Although Milwaukee’s losing ways can be spun into a positive when the 2014 NBA draft rolls around, it didn’t appear as if the Bucks intended to tank for a high draft pick prior to 2013-14.
In addition to signing big man Larry Sanders to a four-year, $44 million contract prior to the season, Milwaukee signed O.J. Mayo (three years, $24 million), Gary Neal (two years, $6 million) and Zaza Pachulia (three years, $16 million), among others.
That doesn’t sound like a front office aiming to rebuild for the future. The results, perhaps not surprisingly, have been terrible.
Mayo even called out the team’s direction in January, according to Charles F. Gardner of the Milwaukee Journal Sentinel:
It’s the same thing it’s been night in and night out. It’s been the same result, whatever the game plan has been.
It’s hard to get a rhythm when you don’t know what’s going to happen for you night in and night out. You may get 6 minutes, 30 minutes. There’s no staple to what we’re doing. You can hang in there, compete and keep it close.
If you don’t have a backbone to what you do, whether it’s going to be a defensive thing, an up-tempo thing, a pound-it-in-the-paint thing, a drive-and-kick thing. We’ve got to find a staple as a team.
This team doesn’t have much talent, but the complete lack of identity falls on Drew’s shoulders. According to Mayo, it doesn’t sound as if his coach has stuck to a single game plan throughout the season—which would help explain why the Bucks are the league’s worst team from a record standpoint.
Drew may not get fired during the 2013-14 season, but it’s hard to imagine him sticking around for 2014-15 after this year’s debacle.
According to Mitch Lawrence of the New York Daily News, “several players” on the Cleveland Cavaliers stayed out late partying the night before a 31-point beating at the hands of the New York Knicks.
He also writes that new acquisition Luol Deng described the team’s culture to a close friend by saying, “It’s a mess.”
So why does Mike Brown only check in at No. 2 on the countdown? Well, it’s because Cavs owner Dan Gilbert has strongly hinted that he intends to keep Brown on the sidelines moving forward.
Gilbert said the following during his press conference to announce the team had fired general manager Chris Grant, per Terry Pluto of The Plain Dealer:
“This coaching staff and this team can succeed.

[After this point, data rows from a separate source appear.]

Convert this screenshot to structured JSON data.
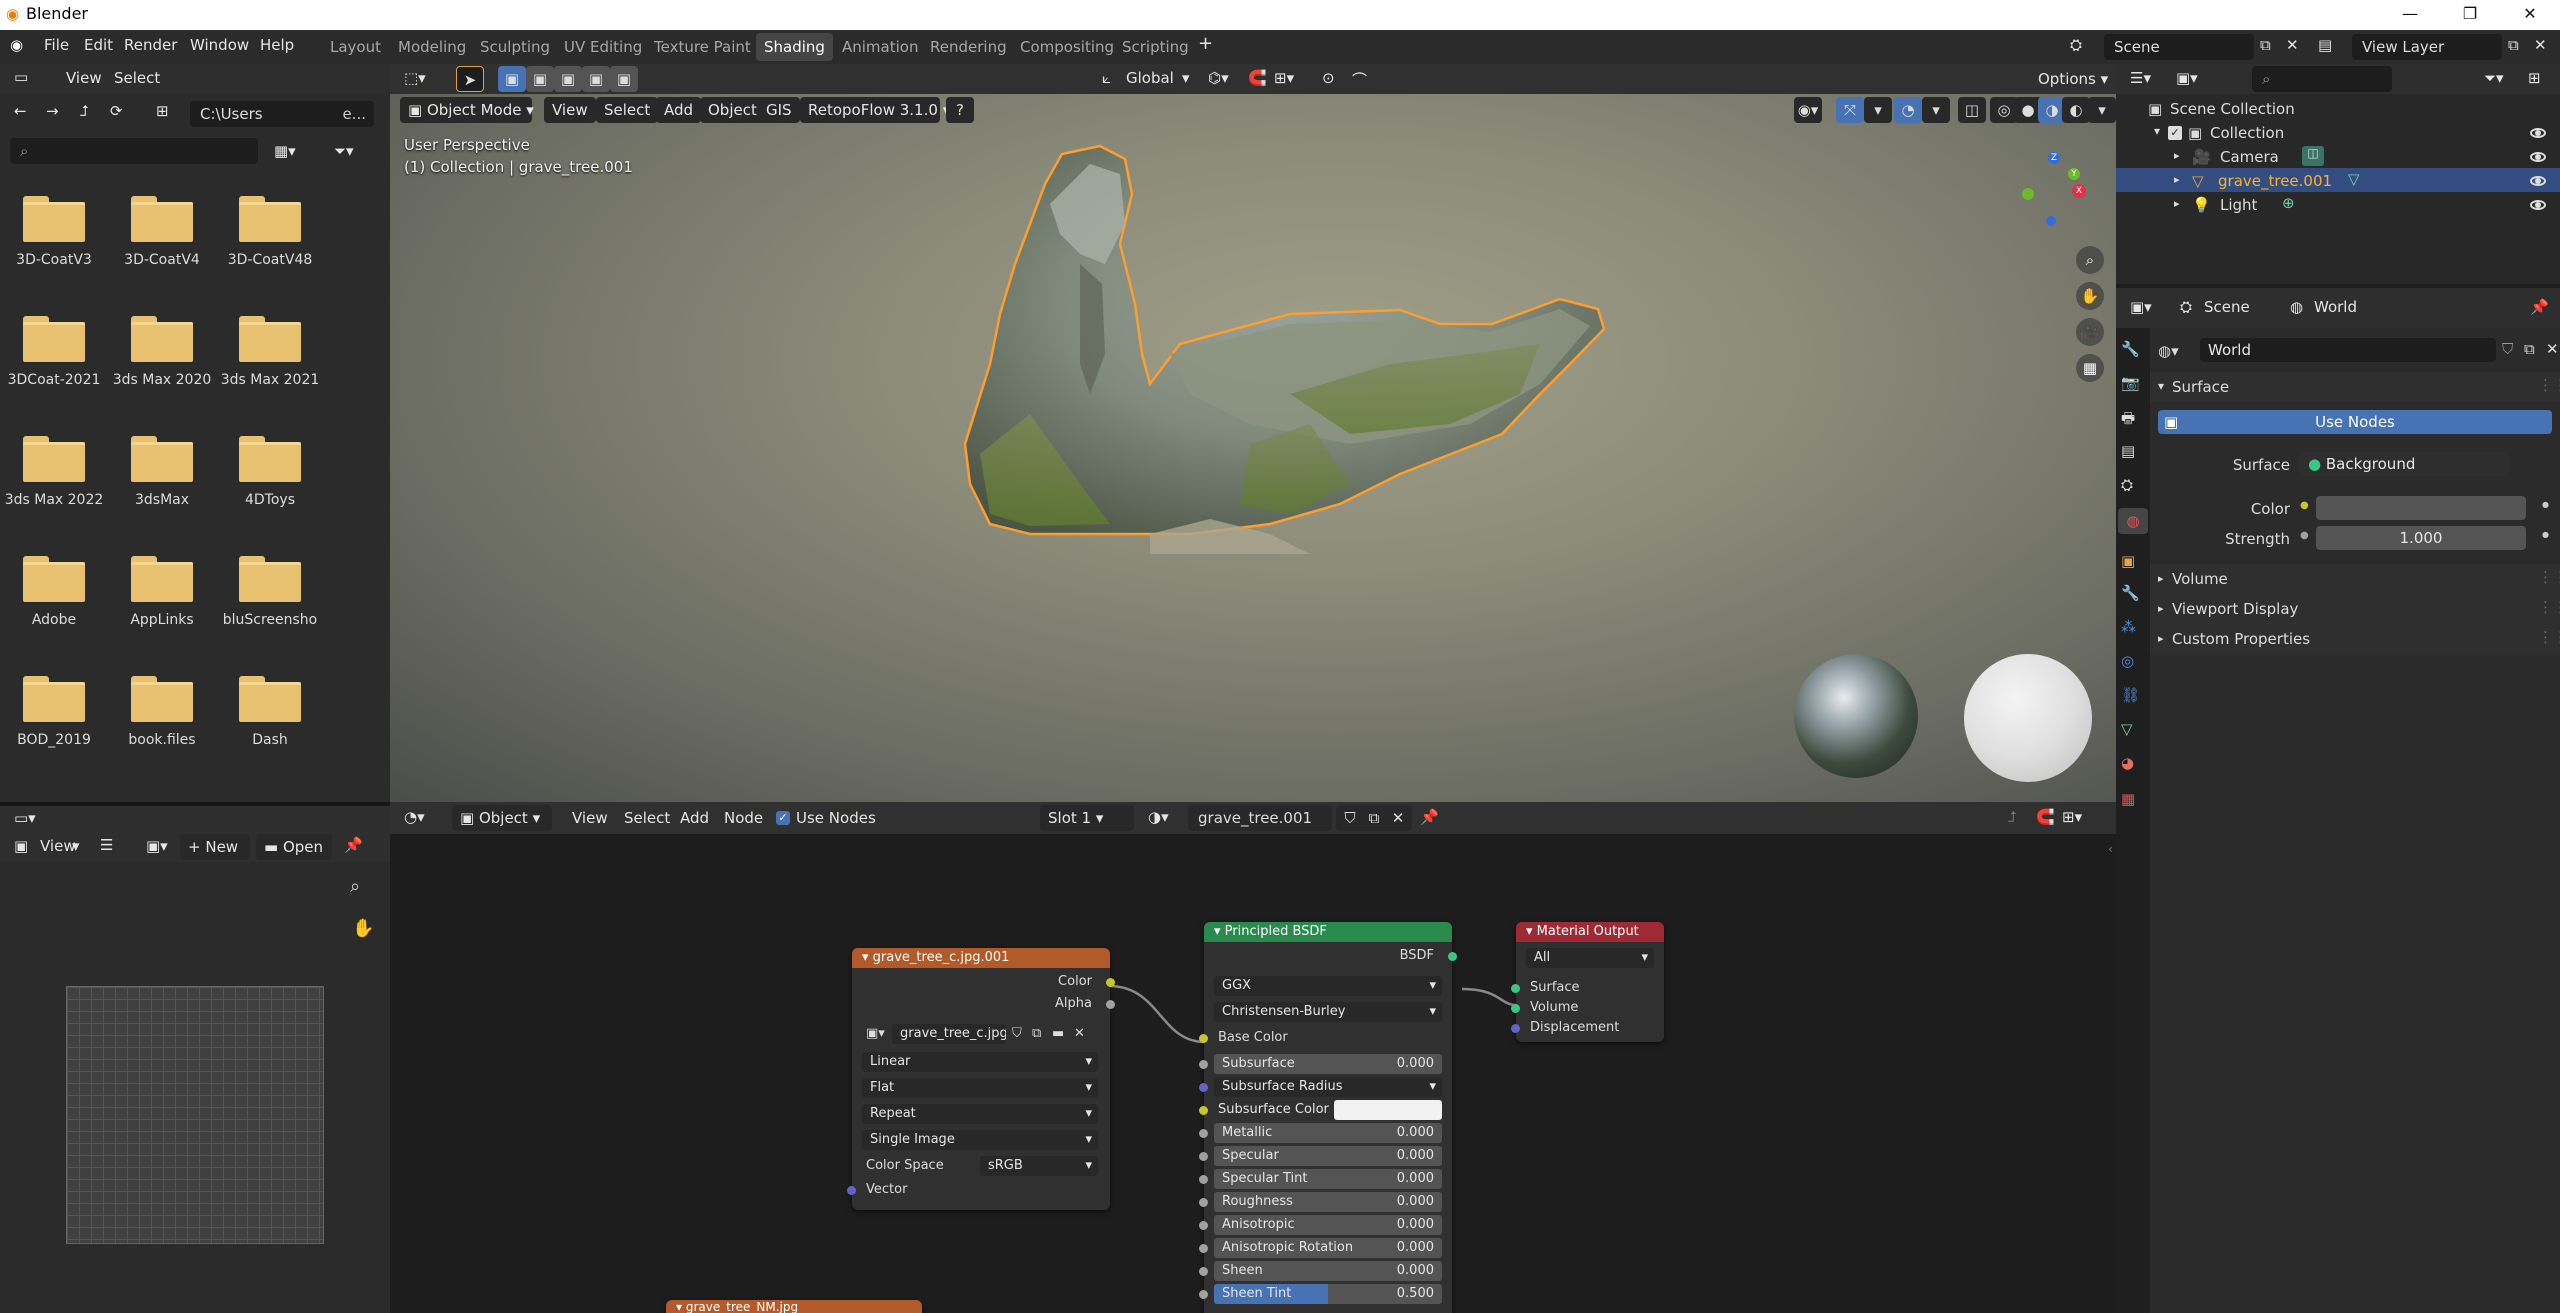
{
  "app": {
    "title": "Blender"
  },
  "menu": [
    "File",
    "Edit",
    "Render",
    "Window",
    "Help"
  ],
  "workspaces": [
    "Layout",
    "Modeling",
    "Sculpting",
    "UV Editing",
    "Texture Paint",
    "Shading",
    "Animation",
    "Rendering",
    "Compositing",
    "Scripting"
  ],
  "active_workspace": "Shading",
  "scene_name": "Scene",
  "view_layer": "View Layer",
  "filebrowser": {
    "menus": [
      "View",
      "Select"
    ],
    "path": "C:\\Users",
    "path_tail": "e...",
    "items": [
      "3D-CoatV3",
      "3D-CoatV4",
      "3D-CoatV48",
      "3DCoat-2021",
      "3ds Max 2020",
      "3ds Max 2021",
      "3ds Max 2022",
      "3dsMax",
      "4DToys",
      "Adobe",
      "AppLinks",
      "bluScreensho",
      "BOD_2019",
      "book.files",
      "Dash"
    ]
  },
  "viewport": {
    "orientation": "Global",
    "options": "Options",
    "mode": "Object Mode",
    "menus": [
      "View",
      "Select",
      "Add",
      "Object",
      "GIS"
    ],
    "addon": "RetopoFlow 3.1.0",
    "perspective": "User Perspective",
    "collection_info": "(1) Collection | grave_tree.001"
  },
  "image_editor": {
    "view": "View",
    "new": "New",
    "open": "Open"
  },
  "node_editor": {
    "type": "Object",
    "menus": [
      "View",
      "Select",
      "Add",
      "Node"
    ],
    "use_nodes": "Use Nodes",
    "slot": "Slot 1",
    "material": "grave_tree.001"
  },
  "nodes": {
    "image": {
      "title": "grave_tree_c.jpg.001",
      "out_color": "Color",
      "out_alpha": "Alpha",
      "image_name": "grave_tree_c.jpg...",
      "interp": "Linear",
      "proj": "Flat",
      "ext": "Repeat",
      "source": "Single Image",
      "cs_label": "Color Space",
      "cs_value": "sRGB",
      "vector": "Vector"
    },
    "bsdf": {
      "title": "Principled BSDF",
      "out": "BSDF",
      "dist": "GGX",
      "sss_method": "Christensen-Burley",
      "base_color": "Base Color",
      "fields": [
        {
          "label": "Subsurface",
          "value": "0.000"
        },
        {
          "label": "Subsurface Radius",
          "value": ""
        },
        {
          "label": "Subsurface Color",
          "value": ""
        },
        {
          "label": "Metallic",
          "value": "0.000"
        },
        {
          "label": "Specular",
          "value": "0.000"
        },
        {
          "label": "Specular Tint",
          "value": "0.000"
        },
        {
          "label": "Roughness",
          "value": "0.000"
        },
        {
          "label": "Anisotropic",
          "value": "0.000"
        },
        {
          "label": "Anisotropic Rotation",
          "value": "0.000"
        },
        {
          "label": "Sheen",
          "value": "0.000"
        },
        {
          "label": "Sheen Tint",
          "value": "0.500"
        }
      ]
    },
    "output": {
      "title": "Material Output",
      "target": "All",
      "surface": "Surface",
      "volume": "Volume",
      "displacement": "Displacement"
    },
    "normal": {
      "title": "grave_tree_NM.jpg"
    }
  },
  "outliner": {
    "root": "Scene Collection",
    "collection": "Collection",
    "items": [
      "Camera",
      "grave_tree.001",
      "Light"
    ]
  },
  "properties": {
    "breadcrumb_scene": "Scene",
    "breadcrumb_world": "World",
    "world_name": "World",
    "surface_panel": "Surface",
    "use_nodes": "Use Nodes",
    "surface_label": "Surface",
    "surface_value": "Background",
    "color_label": "Color",
    "strength_label": "Strength",
    "strength_value": "1.000",
    "panels": [
      "Volume",
      "Viewport Display",
      "Custom Properties"
    ]
  },
  "colors": {
    "accent": "#4772b3",
    "selected_outline": "#ff9d2e",
    "image_node": "#b35a2a",
    "bsdf_node": "#2a8a4d",
    "output_node": "#9e2a35"
  }
}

There’s no reason why they can’t…I believe these players and this coaching staff can figure it out with a positive outcome.”
That sentiment makes no sense, considering Grant constructed the roster that Gilbert says “can succeed.”
Pluto is also confused, as he writes, “I can’t ever recall a general manager being fired during a season—and the coach retained. But that seems to be the case, as Gilbert indicated that he’s keeping Mike Brown—at least for now.”
Brown’s squad ranks 24th in points allowed (102.4), 23rd in points scored (96.5) and sports an 18-33 record.
It’s hard to justify Brown’s job security given those numbers, but Gilbert is doing just that.
Even so, Brown’s seat will only continue to heat up if this team can’t start playing like a cohesive unit.
You knew his name would pop up eventually.
Under head coach Mike Woodson in 2013-14, the New York Knicks are 12-17 at home, 8-14 on the road, 15-18 in the Eastern Conference and 3-6 within their division. Mediocrity has dominated the Knicks’ narrative, as they’re still on the outside looking in at a playoff spot.
At this point, what’s the benefit of keeping Woodson on board? The Knicks need any type of change, and that likely won’t happen via trade because New York has no trade-worthy assets.
This Knicks season has been an absolute mess, and Woodson is part of the problem, not part of the solution.